Sutter Health announces restructuring
Sutter Health (Sacramento, CA) will undergo a major restructuring in 2015, consolidating its five-region model into two divisions: Bay Area and Valley. A Sutter Health official said the change came, in part, due to the response Sutter received when it asked thousands of company managers for input on how to improve the health system and prepare it for the changing healthcare environment. Sutter also created several new positions, including SVP for patient experience and SVP for medical and market networks, a role that focuses on the system’s health insurance products and health management services. Stephen Lockhart, currently CMO for Sutter Health’s East Bay Region, will become system CMO. The restructuring will also create a new office of innovation to develop new care delivery models.
CMS launches new ACO initiative for rural, underserved areas
CMS (Baltimore, MD) announced a new ACO initiative that is designed to encourage new ACOs to form in rural and underserved areas, and for current Medicare Shared Savings Program ACOs to transition to arrangements with greater financial risk. The initiative is called the ACO Investment Model, and will build on the experience with the Advance Payment Model. CMS will provide up to $114 million in upfront investments to up to 75 ACOs across the country. The model is in response to stakeholder concerns and some research which suggests some providers lack adequate access to the capital needed to invest in infrastructure necessary to successfully implement population care management. Participation in the ACO Innovation Model will be limited to the following groups:
New Shared Savings Program ACOs joining in 2016: The ACO Investment Model seeks to encourage uptake of coordinated, accountable care in rural geographies and areas where there has been little ACO activity, by offering pre-payment of shared savings in both upfront and ongoing per beneficiary per month payments.
ACOs that joined Shared Savings Program starting in 2012, 2013, and 2014: The ACO Investment Model will help ACOs succeed in the shared savings program and encourage progression to higher levels of financial risk, ultimately improving care for beneficiaries and generating Medicare savings.
The application deadline for organizations that started in the Shared Savings Program in 2012 or 2013 was December 1, 2014. Applications will be available in summer 2015 for ACOs that started in the Shared Savings Program in 2014 or will start in 2016.
Advocate Health Care, NorthShore University HS plan merger

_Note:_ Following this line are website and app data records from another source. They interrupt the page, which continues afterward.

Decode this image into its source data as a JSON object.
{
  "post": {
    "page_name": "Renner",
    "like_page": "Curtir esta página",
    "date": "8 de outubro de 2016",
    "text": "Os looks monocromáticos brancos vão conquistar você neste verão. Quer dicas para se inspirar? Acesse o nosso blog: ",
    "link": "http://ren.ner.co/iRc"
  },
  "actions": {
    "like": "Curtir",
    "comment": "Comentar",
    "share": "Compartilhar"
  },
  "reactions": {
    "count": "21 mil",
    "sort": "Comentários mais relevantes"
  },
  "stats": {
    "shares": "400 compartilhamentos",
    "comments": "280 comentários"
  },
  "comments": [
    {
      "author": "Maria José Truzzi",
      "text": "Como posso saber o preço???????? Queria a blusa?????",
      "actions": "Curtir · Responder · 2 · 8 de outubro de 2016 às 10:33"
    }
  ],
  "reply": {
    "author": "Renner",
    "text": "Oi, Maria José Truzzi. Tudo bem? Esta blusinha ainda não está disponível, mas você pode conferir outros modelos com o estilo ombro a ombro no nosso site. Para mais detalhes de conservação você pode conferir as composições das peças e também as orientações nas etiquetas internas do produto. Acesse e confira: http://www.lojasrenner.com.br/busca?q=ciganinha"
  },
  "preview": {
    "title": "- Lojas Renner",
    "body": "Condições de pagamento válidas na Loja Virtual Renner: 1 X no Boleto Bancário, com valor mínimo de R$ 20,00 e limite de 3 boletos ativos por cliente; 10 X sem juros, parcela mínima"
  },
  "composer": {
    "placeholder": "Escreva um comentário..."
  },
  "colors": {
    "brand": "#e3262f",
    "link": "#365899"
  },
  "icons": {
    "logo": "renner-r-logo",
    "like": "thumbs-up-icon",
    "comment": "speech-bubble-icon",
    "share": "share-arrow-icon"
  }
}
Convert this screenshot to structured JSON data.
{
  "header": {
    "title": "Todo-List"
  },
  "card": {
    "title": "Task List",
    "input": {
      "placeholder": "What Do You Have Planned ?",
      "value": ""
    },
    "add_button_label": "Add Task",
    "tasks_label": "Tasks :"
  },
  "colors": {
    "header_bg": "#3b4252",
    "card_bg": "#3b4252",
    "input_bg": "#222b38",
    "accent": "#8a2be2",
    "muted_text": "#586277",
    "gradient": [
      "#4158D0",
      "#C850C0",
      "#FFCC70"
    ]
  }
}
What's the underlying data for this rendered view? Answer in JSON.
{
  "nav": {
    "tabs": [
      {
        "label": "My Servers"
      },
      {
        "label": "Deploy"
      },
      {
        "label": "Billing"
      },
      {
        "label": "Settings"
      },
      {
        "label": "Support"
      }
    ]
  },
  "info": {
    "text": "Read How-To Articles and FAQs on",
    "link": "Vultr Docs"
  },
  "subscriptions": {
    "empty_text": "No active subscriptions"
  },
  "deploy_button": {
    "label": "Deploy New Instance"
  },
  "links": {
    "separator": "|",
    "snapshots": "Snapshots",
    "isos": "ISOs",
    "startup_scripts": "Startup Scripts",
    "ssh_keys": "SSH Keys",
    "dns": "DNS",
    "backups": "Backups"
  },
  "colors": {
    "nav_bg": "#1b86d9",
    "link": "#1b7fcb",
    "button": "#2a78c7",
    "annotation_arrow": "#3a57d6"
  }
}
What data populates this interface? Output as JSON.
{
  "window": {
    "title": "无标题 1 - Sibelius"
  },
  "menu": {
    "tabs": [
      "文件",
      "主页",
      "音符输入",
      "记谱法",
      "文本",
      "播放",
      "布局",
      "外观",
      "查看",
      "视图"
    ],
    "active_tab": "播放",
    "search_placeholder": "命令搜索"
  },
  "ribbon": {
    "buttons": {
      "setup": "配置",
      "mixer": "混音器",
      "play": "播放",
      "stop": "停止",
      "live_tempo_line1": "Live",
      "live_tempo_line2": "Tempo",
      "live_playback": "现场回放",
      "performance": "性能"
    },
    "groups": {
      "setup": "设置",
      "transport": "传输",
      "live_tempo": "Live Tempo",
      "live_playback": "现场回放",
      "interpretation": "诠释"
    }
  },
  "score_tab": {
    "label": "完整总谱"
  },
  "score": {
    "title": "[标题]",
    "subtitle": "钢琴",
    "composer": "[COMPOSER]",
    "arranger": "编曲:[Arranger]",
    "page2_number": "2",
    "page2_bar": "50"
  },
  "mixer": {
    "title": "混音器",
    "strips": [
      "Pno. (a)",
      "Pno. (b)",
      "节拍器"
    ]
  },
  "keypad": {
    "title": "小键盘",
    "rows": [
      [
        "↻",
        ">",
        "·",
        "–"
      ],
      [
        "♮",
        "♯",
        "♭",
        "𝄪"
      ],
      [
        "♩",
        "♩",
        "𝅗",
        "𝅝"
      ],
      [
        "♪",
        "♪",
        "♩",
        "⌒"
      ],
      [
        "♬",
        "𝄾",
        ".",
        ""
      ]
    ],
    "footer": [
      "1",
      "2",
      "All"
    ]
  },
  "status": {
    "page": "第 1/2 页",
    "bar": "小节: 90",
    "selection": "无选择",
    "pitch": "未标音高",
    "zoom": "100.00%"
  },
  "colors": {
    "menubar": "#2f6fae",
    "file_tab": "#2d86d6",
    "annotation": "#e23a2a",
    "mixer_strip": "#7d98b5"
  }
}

In September, Advocate Health Care (Downers Grove, IL) and NorthShore University HealthSystem (Evanston, IL) announced plans to merge and form a new integrated system to be called Advocate NorthShore Health Partners. The new system will be the largest in Illinois and 11th largest in the country, serving over 3 million patients each year. Advocate Health Care CEO James Skogsbergh and NorthShore CEO Mark Neaman will jointly lead the organization. The new system should officially launch in early 2015 after regulatory approvals.